SOURCE DATA:
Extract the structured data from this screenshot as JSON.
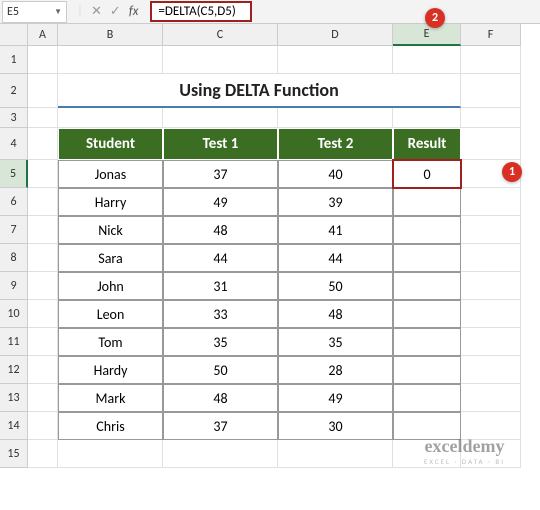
{
  "nameBox": "E5",
  "formula": "=DELTA(C5,D5)",
  "colHeads": [
    "A",
    "B",
    "C",
    "D",
    "E",
    "F"
  ],
  "rowHeads": [
    "1",
    "2",
    "3",
    "4",
    "5",
    "6",
    "7",
    "8",
    "9",
    "10",
    "11",
    "12",
    "13",
    "14",
    "15"
  ],
  "title": "Using DELTA Function",
  "headers": {
    "student": "Student",
    "t1": "Test 1",
    "t2": "Test 2",
    "res": "Result"
  },
  "rows": [
    {
      "s": "Jonas",
      "a": "37",
      "b": "40",
      "r": "0"
    },
    {
      "s": "Harry",
      "a": "49",
      "b": "39",
      "r": ""
    },
    {
      "s": "Nick",
      "a": "48",
      "b": "41",
      "r": ""
    },
    {
      "s": "Sara",
      "a": "44",
      "b": "44",
      "r": ""
    },
    {
      "s": "John",
      "a": "31",
      "b": "50",
      "r": ""
    },
    {
      "s": "Leon",
      "a": "33",
      "b": "48",
      "r": ""
    },
    {
      "s": "Tom",
      "a": "35",
      "b": "35",
      "r": ""
    },
    {
      "s": "Hardy",
      "a": "50",
      "b": "28",
      "r": ""
    },
    {
      "s": "Mark",
      "a": "48",
      "b": "49",
      "r": ""
    },
    {
      "s": "Chris",
      "a": "37",
      "b": "30",
      "r": ""
    }
  ],
  "callouts": {
    "one": "1",
    "two": "2"
  },
  "wm": {
    "title": "exceldemy",
    "sub": "EXCEL · DATA · BI"
  },
  "chart_data": {
    "type": "table",
    "title": "Using DELTA Function",
    "columns": [
      "Student",
      "Test 1",
      "Test 2",
      "Result"
    ],
    "data": [
      [
        "Jonas",
        37,
        40,
        0
      ],
      [
        "Harry",
        49,
        39,
        null
      ],
      [
        "Nick",
        48,
        41,
        null
      ],
      [
        "Sara",
        44,
        44,
        null
      ],
      [
        "John",
        31,
        50,
        null
      ],
      [
        "Leon",
        33,
        48,
        null
      ],
      [
        "Tom",
        35,
        35,
        null
      ],
      [
        "Hardy",
        50,
        28,
        null
      ],
      [
        "Mark",
        48,
        49,
        null
      ],
      [
        "Chris",
        37,
        30,
        null
      ]
    ]
  }
}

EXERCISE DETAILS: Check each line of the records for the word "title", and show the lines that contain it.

THE ANSWER:
  "title": "Using DELTA Function",
    "title": "exceldemy",
    "title": "Using DELTA Function",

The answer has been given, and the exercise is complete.